05 September 2012 - 02:09 By CANAAN MDLETSHEand NASHIRA DAVIDS

They are only Grade 1 pupils but they allegedly beat a seven-year-old schoolmate so badly that he might never walk properly again.

The six pupils - aged between six and eight - are said to have repeatedly kicked and punched the boy in full view of their classmates.

The boy, who attends Qedizaba Primary School, in Newcastle, northern KwaZulu-Natal, was on Friday asked to report noisemakers when the teacher left the classroom.

He did as he had been asked when the teacher returned. The teacher reprimanded the culprits , who turned on the boy.

"They punched and kicked him on the lower part of the abdomen,'' his grandmother said yesterday.

'The first doctor who examined him on Friday said his liver might have been injured.

"Another doctor, who checked him on Monday, said his kidneys might have been damaged," said the woman, who cannot be identified to protect the identity of the victim.

"I'm in so much pain. I cry day and night after what happened to him.
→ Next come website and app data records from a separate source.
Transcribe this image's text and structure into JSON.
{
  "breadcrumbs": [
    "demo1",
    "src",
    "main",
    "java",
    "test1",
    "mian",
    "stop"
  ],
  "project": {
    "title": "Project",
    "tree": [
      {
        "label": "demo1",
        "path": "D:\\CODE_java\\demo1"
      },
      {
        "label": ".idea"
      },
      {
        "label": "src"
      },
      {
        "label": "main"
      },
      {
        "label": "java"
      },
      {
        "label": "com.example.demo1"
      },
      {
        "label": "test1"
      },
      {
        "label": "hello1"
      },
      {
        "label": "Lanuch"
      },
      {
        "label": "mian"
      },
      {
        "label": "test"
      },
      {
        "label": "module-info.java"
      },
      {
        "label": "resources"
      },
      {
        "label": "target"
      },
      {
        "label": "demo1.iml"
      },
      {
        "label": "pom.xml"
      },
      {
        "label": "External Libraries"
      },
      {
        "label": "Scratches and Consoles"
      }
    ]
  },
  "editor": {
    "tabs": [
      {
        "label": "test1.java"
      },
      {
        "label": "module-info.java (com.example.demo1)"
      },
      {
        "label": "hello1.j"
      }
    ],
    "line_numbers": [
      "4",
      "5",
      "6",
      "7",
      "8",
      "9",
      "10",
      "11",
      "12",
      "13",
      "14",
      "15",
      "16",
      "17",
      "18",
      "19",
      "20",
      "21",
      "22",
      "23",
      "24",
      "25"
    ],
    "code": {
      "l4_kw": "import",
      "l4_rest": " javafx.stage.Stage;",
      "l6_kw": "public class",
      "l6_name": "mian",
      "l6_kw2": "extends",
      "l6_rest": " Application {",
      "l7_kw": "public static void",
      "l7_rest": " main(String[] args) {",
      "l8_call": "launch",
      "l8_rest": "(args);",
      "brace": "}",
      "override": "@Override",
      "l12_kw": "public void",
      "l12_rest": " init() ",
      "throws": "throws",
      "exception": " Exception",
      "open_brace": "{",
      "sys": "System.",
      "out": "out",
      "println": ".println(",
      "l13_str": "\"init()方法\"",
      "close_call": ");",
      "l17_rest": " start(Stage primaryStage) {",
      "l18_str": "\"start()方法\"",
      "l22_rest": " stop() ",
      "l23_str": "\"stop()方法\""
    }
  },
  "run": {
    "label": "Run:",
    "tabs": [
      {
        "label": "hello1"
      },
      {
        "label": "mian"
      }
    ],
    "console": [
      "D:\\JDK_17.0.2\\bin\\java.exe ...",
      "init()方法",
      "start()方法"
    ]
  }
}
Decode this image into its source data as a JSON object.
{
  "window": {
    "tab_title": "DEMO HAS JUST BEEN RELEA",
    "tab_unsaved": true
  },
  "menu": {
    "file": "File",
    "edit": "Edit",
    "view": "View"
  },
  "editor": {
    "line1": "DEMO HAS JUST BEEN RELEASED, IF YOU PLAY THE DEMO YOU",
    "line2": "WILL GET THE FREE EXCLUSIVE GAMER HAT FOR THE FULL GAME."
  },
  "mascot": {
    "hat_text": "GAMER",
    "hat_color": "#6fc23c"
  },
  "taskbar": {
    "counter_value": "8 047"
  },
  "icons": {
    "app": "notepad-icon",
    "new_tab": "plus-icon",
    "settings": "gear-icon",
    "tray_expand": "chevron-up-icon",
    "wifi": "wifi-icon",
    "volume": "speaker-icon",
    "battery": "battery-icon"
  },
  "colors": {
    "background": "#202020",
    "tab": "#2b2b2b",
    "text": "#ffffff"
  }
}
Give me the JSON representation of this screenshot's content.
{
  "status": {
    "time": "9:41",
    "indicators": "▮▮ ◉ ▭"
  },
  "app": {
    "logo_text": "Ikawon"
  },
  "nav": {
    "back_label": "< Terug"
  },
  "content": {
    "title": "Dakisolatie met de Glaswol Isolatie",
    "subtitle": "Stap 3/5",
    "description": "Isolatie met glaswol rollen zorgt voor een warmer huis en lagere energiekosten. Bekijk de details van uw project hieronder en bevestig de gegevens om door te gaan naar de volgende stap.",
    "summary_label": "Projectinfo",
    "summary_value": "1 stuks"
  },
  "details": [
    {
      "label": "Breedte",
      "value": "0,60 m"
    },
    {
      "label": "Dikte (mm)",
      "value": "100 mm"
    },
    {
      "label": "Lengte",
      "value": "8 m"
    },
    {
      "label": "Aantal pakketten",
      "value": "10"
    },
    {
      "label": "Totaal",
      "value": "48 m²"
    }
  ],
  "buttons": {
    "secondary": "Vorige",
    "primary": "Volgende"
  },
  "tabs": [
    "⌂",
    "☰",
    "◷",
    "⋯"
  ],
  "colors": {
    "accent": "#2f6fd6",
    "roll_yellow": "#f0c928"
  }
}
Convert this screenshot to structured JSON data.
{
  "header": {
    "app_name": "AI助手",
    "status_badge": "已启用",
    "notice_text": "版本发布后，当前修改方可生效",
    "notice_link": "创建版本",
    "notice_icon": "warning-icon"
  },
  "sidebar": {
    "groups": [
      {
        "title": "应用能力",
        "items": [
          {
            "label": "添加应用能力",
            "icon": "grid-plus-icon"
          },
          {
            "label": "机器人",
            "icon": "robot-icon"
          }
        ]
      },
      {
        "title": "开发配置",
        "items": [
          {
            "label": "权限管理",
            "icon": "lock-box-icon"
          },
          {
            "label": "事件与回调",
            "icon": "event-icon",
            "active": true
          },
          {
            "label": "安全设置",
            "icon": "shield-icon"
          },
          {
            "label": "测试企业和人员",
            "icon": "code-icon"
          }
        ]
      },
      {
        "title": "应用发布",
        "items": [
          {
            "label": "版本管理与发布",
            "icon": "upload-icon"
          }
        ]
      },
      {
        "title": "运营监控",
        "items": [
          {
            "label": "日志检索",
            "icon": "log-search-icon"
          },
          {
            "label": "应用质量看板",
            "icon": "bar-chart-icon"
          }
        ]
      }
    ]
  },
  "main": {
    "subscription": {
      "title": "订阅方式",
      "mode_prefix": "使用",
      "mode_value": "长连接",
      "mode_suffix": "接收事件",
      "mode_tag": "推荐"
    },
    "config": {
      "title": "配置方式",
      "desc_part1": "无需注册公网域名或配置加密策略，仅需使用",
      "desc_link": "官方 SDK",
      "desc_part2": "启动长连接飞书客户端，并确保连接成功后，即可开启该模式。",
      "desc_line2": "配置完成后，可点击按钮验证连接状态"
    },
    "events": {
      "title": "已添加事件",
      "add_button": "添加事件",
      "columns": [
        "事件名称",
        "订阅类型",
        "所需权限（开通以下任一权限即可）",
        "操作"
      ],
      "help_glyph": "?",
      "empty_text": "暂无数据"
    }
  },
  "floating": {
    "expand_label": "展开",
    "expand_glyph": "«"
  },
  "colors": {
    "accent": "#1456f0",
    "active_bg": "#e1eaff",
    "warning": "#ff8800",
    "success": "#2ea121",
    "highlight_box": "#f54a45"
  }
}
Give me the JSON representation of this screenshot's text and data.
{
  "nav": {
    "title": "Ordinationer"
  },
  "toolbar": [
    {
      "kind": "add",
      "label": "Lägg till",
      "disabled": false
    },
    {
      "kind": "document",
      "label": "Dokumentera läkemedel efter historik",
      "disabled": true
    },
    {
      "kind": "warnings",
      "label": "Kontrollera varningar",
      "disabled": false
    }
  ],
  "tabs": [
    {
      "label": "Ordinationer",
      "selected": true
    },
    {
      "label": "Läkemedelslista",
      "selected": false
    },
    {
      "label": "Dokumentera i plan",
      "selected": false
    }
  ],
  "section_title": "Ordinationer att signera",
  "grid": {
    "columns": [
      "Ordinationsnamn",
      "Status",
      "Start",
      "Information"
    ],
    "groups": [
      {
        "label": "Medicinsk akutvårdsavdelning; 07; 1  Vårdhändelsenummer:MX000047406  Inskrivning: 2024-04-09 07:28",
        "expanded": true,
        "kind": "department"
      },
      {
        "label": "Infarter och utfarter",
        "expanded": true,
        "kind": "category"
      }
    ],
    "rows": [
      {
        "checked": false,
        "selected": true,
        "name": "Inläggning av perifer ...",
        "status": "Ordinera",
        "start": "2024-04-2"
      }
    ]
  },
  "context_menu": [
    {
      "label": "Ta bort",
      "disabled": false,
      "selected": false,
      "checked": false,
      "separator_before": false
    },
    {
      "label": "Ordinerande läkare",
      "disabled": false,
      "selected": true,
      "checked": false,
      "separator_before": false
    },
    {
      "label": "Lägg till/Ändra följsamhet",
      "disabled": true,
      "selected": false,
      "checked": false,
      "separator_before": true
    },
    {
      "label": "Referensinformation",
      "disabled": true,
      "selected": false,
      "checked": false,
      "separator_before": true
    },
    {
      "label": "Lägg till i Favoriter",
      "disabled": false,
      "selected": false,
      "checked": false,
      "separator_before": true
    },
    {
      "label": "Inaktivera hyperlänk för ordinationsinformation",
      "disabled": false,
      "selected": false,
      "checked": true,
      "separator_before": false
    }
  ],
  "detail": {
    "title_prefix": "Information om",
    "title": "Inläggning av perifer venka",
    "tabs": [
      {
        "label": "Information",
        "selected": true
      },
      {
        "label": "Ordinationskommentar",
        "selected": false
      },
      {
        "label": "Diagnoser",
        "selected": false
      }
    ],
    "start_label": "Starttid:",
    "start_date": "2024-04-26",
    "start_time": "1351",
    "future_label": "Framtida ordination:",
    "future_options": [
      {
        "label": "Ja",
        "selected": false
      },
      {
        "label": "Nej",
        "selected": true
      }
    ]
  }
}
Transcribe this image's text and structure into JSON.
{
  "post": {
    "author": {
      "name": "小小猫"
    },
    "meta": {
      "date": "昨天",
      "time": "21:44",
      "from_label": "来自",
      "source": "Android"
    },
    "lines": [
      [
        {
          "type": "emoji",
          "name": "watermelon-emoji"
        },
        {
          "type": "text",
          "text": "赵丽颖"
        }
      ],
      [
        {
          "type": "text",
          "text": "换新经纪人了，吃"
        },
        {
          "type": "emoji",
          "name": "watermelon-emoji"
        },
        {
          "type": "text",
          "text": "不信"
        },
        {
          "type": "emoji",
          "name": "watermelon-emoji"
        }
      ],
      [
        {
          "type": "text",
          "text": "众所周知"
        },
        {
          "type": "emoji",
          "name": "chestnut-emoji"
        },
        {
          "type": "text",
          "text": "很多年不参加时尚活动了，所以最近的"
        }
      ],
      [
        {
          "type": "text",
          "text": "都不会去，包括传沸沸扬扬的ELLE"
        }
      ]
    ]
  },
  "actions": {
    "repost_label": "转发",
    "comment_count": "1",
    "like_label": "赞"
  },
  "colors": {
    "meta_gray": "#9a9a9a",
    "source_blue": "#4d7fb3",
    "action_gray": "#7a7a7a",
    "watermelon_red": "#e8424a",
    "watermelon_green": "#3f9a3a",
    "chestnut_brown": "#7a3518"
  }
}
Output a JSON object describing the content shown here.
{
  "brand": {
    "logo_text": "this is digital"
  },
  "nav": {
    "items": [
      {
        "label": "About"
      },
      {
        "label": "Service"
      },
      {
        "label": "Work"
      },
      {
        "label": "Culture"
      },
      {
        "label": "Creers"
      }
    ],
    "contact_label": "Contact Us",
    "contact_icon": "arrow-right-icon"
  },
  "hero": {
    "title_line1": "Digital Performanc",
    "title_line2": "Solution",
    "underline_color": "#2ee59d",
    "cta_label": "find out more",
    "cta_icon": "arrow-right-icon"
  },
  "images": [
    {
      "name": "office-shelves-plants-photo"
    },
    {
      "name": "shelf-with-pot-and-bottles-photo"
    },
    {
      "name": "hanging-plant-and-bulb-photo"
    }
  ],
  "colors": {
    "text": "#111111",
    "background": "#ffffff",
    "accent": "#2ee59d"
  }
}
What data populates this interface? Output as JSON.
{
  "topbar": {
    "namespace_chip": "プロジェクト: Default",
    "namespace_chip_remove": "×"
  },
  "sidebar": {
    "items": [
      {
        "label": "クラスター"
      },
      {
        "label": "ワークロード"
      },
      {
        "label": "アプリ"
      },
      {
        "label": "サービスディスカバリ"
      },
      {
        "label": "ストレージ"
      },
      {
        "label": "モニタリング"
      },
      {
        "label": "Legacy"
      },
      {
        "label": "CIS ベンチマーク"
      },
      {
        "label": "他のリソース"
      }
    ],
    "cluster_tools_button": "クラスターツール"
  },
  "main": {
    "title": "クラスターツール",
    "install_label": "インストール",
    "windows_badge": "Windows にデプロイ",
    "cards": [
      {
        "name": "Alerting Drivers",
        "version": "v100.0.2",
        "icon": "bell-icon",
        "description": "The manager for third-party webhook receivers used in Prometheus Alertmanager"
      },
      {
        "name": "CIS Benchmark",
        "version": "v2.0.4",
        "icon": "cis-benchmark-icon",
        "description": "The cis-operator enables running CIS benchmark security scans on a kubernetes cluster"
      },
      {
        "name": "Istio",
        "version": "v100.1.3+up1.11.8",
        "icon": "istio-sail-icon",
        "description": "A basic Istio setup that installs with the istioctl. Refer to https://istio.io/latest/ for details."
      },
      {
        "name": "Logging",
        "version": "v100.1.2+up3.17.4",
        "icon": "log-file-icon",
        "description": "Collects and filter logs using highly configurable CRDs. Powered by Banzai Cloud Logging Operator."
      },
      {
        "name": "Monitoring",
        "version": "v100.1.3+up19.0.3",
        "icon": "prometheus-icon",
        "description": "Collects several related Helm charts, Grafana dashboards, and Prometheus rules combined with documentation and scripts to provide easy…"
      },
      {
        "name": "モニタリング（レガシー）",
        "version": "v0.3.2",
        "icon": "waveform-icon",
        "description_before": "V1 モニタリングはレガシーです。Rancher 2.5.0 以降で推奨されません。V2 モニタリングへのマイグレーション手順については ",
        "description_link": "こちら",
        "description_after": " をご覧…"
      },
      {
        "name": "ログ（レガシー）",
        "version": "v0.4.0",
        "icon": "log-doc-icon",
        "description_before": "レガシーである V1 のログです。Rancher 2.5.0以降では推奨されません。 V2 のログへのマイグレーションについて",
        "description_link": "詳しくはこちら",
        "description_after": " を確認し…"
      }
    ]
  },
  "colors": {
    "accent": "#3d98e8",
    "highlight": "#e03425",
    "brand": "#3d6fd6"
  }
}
My grandson might never be able to walk properly again because of the assault," she said.

The school's principal, who refused to be named, said: "I'm still attending to the incident and trying to get all the information so I can give a report to the department [of education]."

The provincial department of education did not respond to questions about the alleged assault yesterday.

Lezanne Leoschut, research director at the Centre for Justice and Crime Prevention, said a study by the centre had found that much of the violence experienced by youngsters was perpetrated by classmates or schoolmates.

"Researchers, policymakers and practitioners alike are increasingly acknowledging that youth violence is of grave concern," said Leoschut.

In 2010, the Centre for the Study of Violence and Reconciliation researched why South Africans are prone to violence.

It found that children who "become persistent offenders" were often affected by adverse family and school experiences.

"The childhood experiences of many children and young people in South Africa involve multiple levels of adversity, including poverty, unstable living arrangements, absent, indifferent or violent fathers, and alcohol- or other substance-abusive parents or relatives."

The Newcastle grandmother said that her grandson had been assaulted previously. After one assault he refused to go to school.

"But I forced him, saying I could not let him stay away because it's his future. But now that future I was telling him about could well have been permanently destroyed. It's very painful and I'm frustrated," she said.

The boy was admitted to Madadeni Hospital on Friday.

Though hospital officials would not comment on hi s injuries, his grandmother said the boy was severely beaten and she had been told that he might have spinal injuries .

"Today they are taking him for an ultra-sound scan to check how badly he was beaten. I pray that his spine is fine and that he is able to walk properly again," she said yesterday.

Despite being advised to report the attack to the police, the grandmother did not do so. She said teachers had persuaded her to try to resolve things "amicably" with the parents of the attackers.

But she believes that the assailants should be punished.

The Centre for Justice and Crime Prevention is to host an International Youth Violence Prevention Conference in Dar-es-Salaam, Tanzania, in November.

Leoschut said that as well as identifying child violence prevention strategies, the conference would be a forum for the sharing of research among regional and international researchers and policy-makers.